> TASK INSTRUCTIONS: Output all records exactly, with no images.

> RECORDED DATA:
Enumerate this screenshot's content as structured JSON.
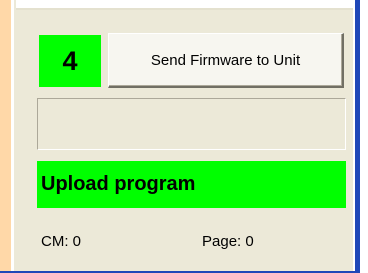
{
  "panel": {
    "step_number": "4",
    "send_button_label": "Send Firmware to Unit",
    "status_text": "Upload program",
    "cm_text": "CM: 0",
    "page_text": "Page: 0"
  },
  "colors": {
    "highlight": "#00ff00",
    "panel_background": "#ece9d8",
    "window_border": "#1f47b8"
  }
}
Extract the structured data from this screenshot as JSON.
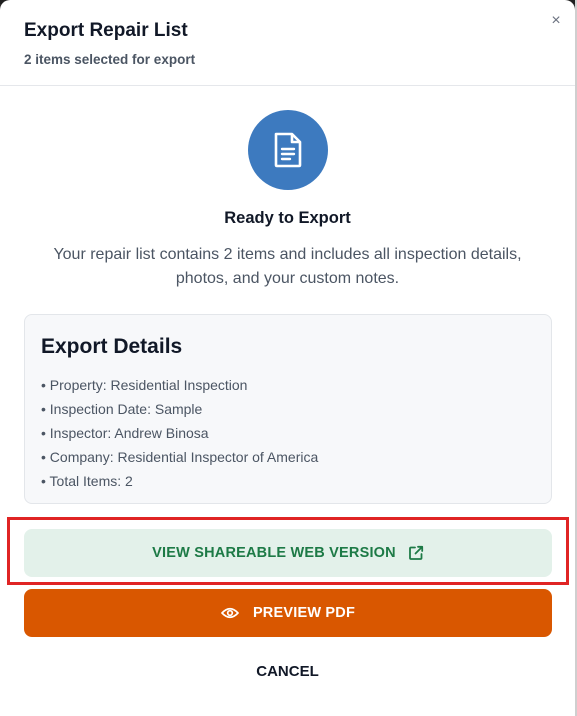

> COMPLETED TASK:
Enumerate this screenshot's content as structured JSON.
{
  "panel": {
    "step_number": "4",
    "send_button_label": "Send Firmware to Unit",
    "status_text": "Upload program",
    "cm_text": "CM: 0",
    "page_text": "Page: 0"
  },
  "colors": {
    "highlight": "#00ff00",
    "panel_background": "#ece9d8",
    "window_border": "#1f47b8"
  }
}
Extract the structured data from this screenshot as JSON.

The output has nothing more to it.